[[ The data open ]]

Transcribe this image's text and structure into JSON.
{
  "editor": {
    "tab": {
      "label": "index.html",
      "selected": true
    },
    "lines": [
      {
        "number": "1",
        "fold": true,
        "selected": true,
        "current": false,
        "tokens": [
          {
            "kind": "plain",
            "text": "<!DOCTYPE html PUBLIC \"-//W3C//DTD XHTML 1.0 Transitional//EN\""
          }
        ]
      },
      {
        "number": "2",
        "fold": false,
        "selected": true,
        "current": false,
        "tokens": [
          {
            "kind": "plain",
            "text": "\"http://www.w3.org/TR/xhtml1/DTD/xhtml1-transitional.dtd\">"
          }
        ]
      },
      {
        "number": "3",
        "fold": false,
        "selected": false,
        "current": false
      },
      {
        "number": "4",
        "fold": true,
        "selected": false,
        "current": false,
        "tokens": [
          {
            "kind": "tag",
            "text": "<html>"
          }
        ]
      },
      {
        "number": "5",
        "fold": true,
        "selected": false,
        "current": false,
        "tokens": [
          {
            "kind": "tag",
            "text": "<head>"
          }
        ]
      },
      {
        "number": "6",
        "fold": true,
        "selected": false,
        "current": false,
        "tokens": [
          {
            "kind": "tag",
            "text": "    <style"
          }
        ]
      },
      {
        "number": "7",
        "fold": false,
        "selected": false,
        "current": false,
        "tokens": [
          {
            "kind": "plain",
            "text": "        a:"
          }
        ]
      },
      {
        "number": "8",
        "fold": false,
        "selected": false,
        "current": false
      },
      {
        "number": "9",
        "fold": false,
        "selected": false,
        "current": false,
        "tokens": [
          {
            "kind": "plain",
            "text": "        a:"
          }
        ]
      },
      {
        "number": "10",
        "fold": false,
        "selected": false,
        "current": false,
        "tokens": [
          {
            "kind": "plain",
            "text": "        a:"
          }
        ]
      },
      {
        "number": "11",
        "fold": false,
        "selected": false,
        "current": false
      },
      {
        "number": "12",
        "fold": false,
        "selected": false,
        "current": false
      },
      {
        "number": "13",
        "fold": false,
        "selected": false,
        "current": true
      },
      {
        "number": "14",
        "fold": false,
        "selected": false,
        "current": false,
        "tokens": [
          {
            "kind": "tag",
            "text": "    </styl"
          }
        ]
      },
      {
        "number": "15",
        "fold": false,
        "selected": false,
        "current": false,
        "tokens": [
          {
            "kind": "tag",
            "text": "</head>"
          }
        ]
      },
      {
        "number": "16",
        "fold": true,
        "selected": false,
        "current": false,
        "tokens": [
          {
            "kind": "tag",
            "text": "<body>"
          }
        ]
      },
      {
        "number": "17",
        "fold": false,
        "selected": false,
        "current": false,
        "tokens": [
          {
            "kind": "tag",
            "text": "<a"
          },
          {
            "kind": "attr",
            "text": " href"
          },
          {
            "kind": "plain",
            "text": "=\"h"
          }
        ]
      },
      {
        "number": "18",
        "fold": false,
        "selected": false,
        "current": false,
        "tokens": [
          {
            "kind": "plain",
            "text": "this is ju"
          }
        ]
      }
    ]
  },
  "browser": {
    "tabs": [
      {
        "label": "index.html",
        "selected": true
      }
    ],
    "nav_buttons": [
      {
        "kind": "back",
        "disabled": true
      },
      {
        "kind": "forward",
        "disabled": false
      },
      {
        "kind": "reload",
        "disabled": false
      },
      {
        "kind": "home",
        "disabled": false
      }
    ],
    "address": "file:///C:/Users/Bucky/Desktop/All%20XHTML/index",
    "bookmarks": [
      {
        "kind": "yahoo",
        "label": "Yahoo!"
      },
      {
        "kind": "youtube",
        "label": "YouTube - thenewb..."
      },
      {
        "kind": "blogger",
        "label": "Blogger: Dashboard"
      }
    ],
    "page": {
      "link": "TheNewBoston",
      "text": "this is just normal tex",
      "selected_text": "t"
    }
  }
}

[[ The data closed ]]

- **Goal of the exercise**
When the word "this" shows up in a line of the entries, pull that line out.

- **Exercise solution**
Transcribe this image's text and structure into JSON.
            "text": "this is ju"
      "text": "this is just normal tex",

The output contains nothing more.